One of the biggest benefits of gambling is that it provides employment for many people. This is particularly true in Las Vegas, where 60% of the city’s employees work in casino-related jobs. In addition, people who gamble can spend their winnings in the local economy. This increases the local economy and stimulates it. It also helps to reduce crime rates, as gamblers may not engage in criminal activities such as drug abuse or prostitution.
It is important to understand how gambling works so that you can avoid the risks. Gambling involves putting a value on an event with the potential to win a prize. In most cases, this is done with money. However, there are other things that can be considered gambling, such as playing games of skill or chance. Regardless of whether you are playing a game of chance or of skill, there is always the potential to lose money.
In addition to providing employment, gambling is a major contributor to the economies of many countries around the world. This is due to the fact that gambling generates a significant amount of revenue for the governments of those countries. In addition, gambling also gives rise to other industries, such as hotels and restaurants.

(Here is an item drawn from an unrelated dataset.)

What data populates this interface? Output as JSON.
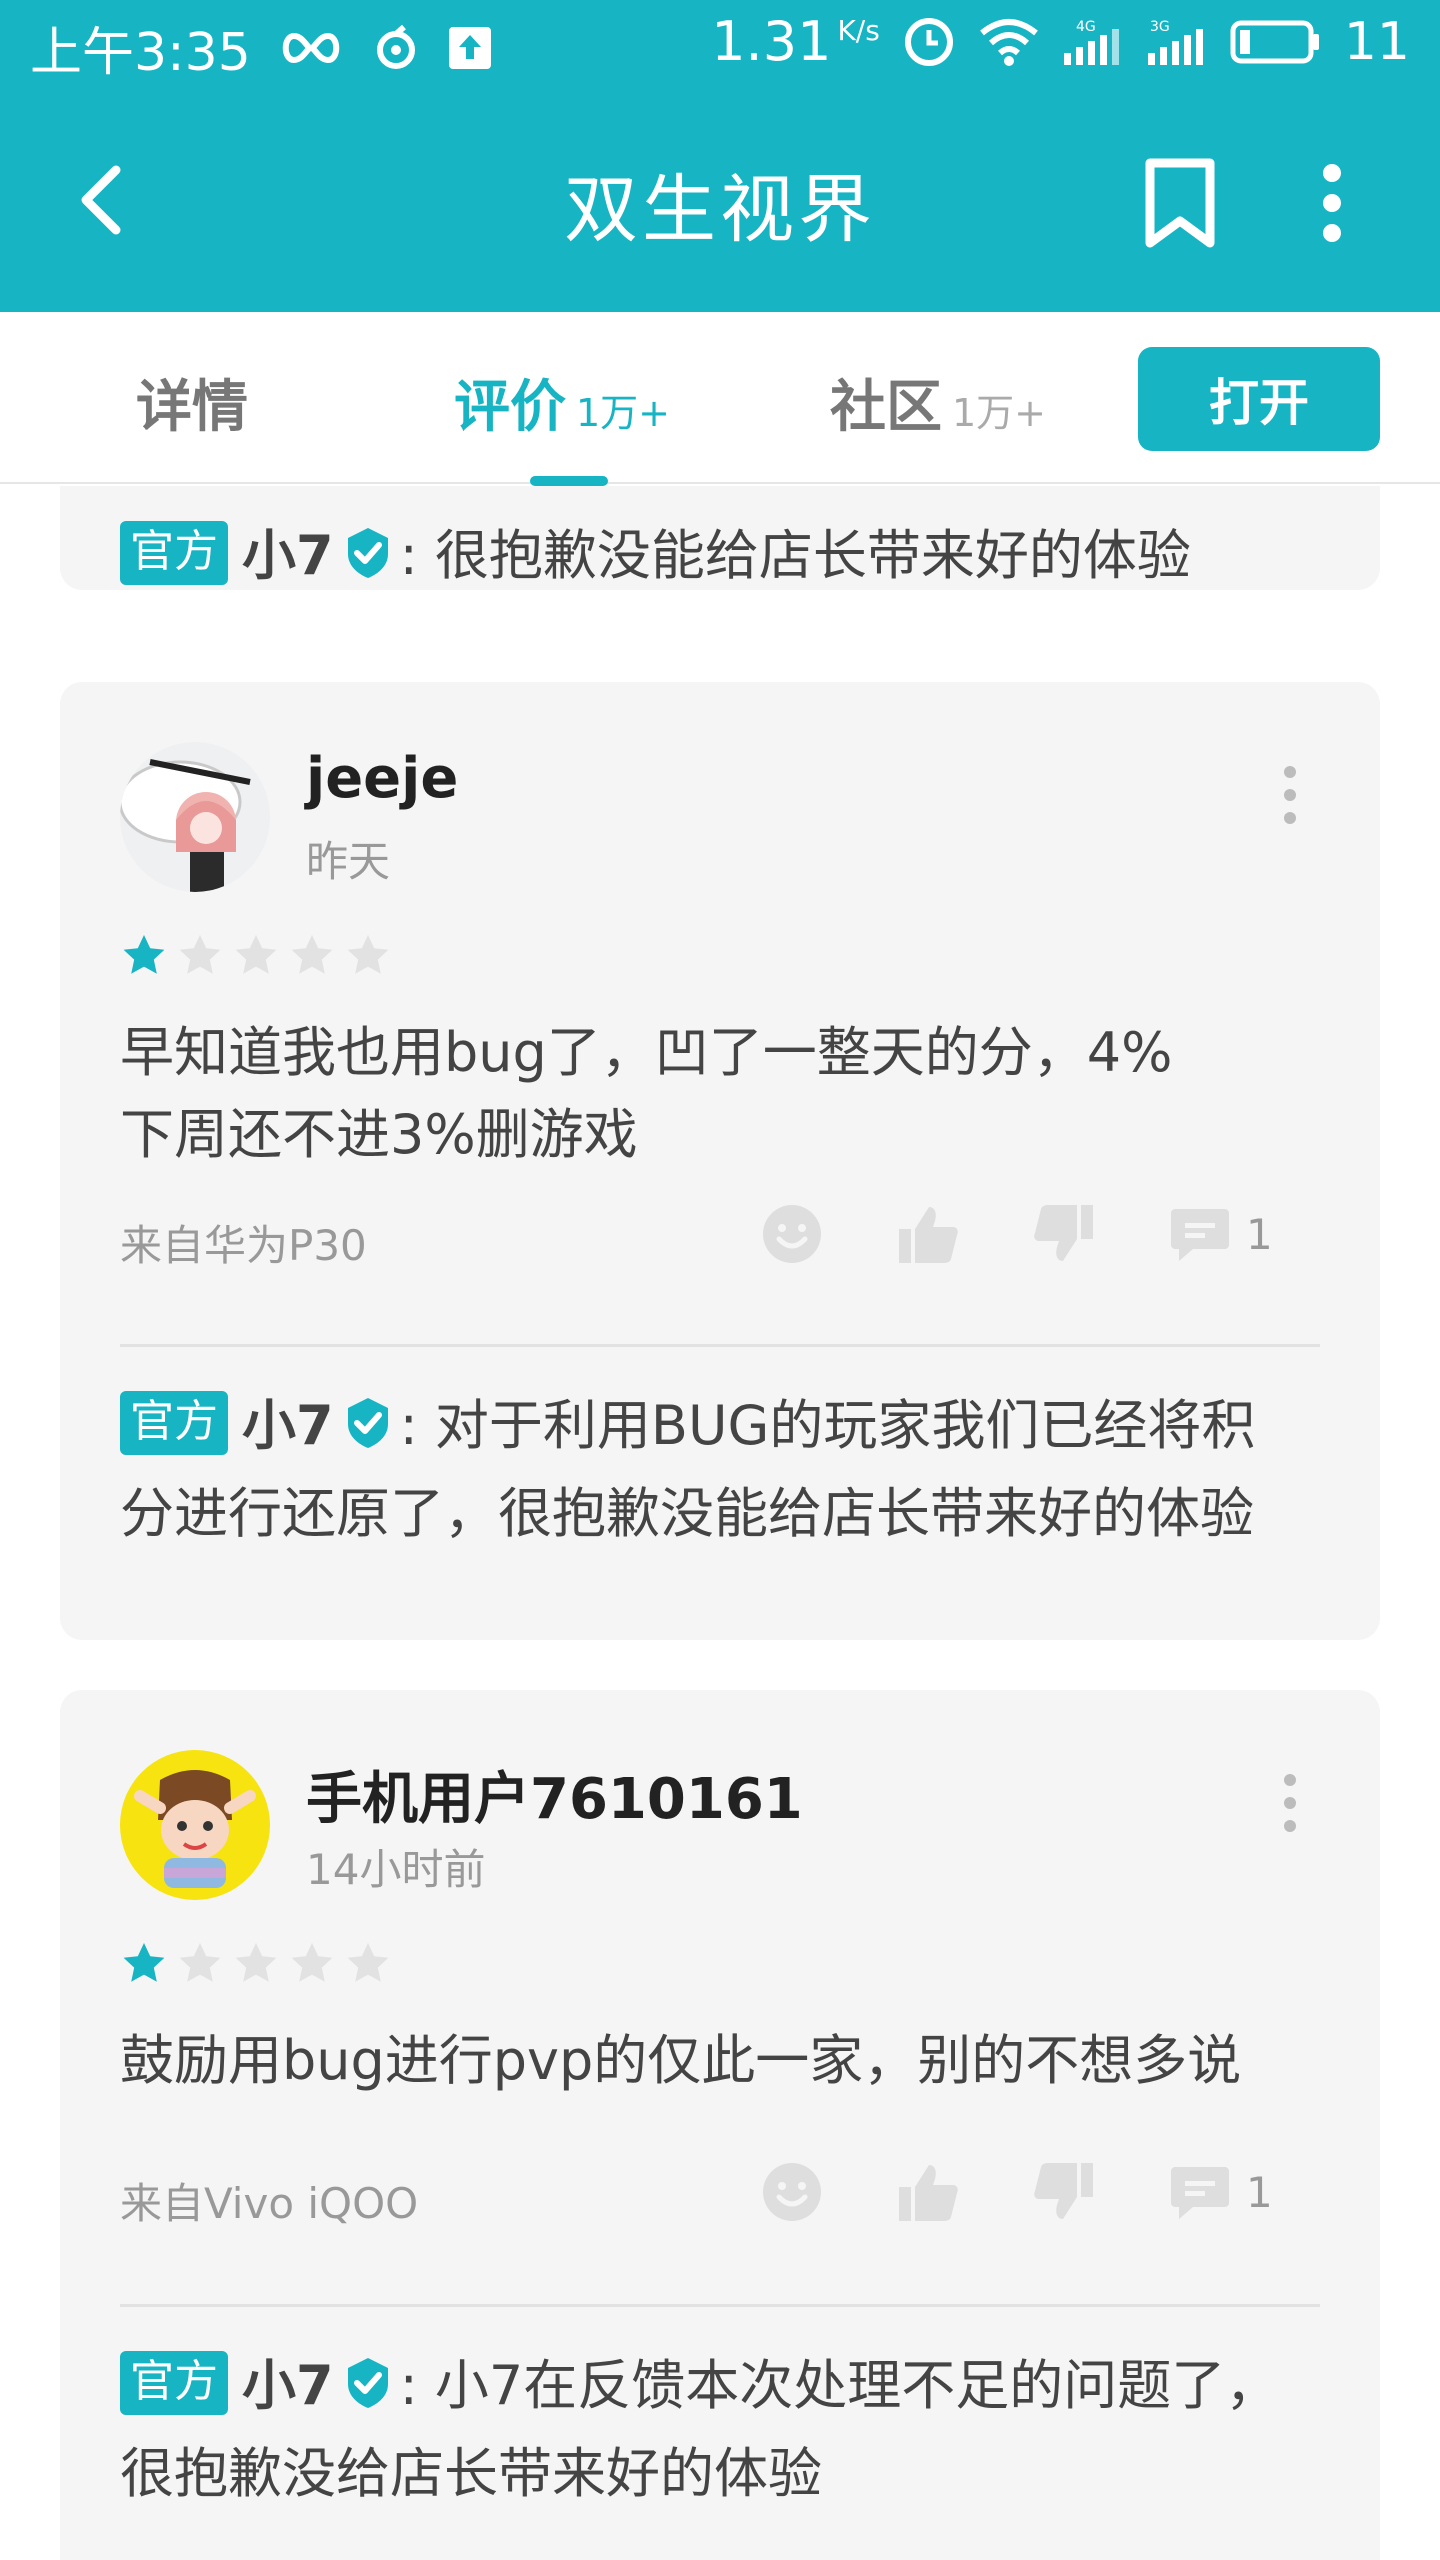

Those who have a problem with gambling should seek treatment to overcome the behavior. Treatment options for gambling addiction include individual and family therapy, peer support programs such as Gamblers Anonymous, and education classes on relapse prevention. Those who have a problem with gambling also need to address any underlying mood disorders that may contribute to the addictive behavior. In addition, they should establish healthy boundaries in how they manage their money. These strategies can help them recover from gambling addiction and restore their lives.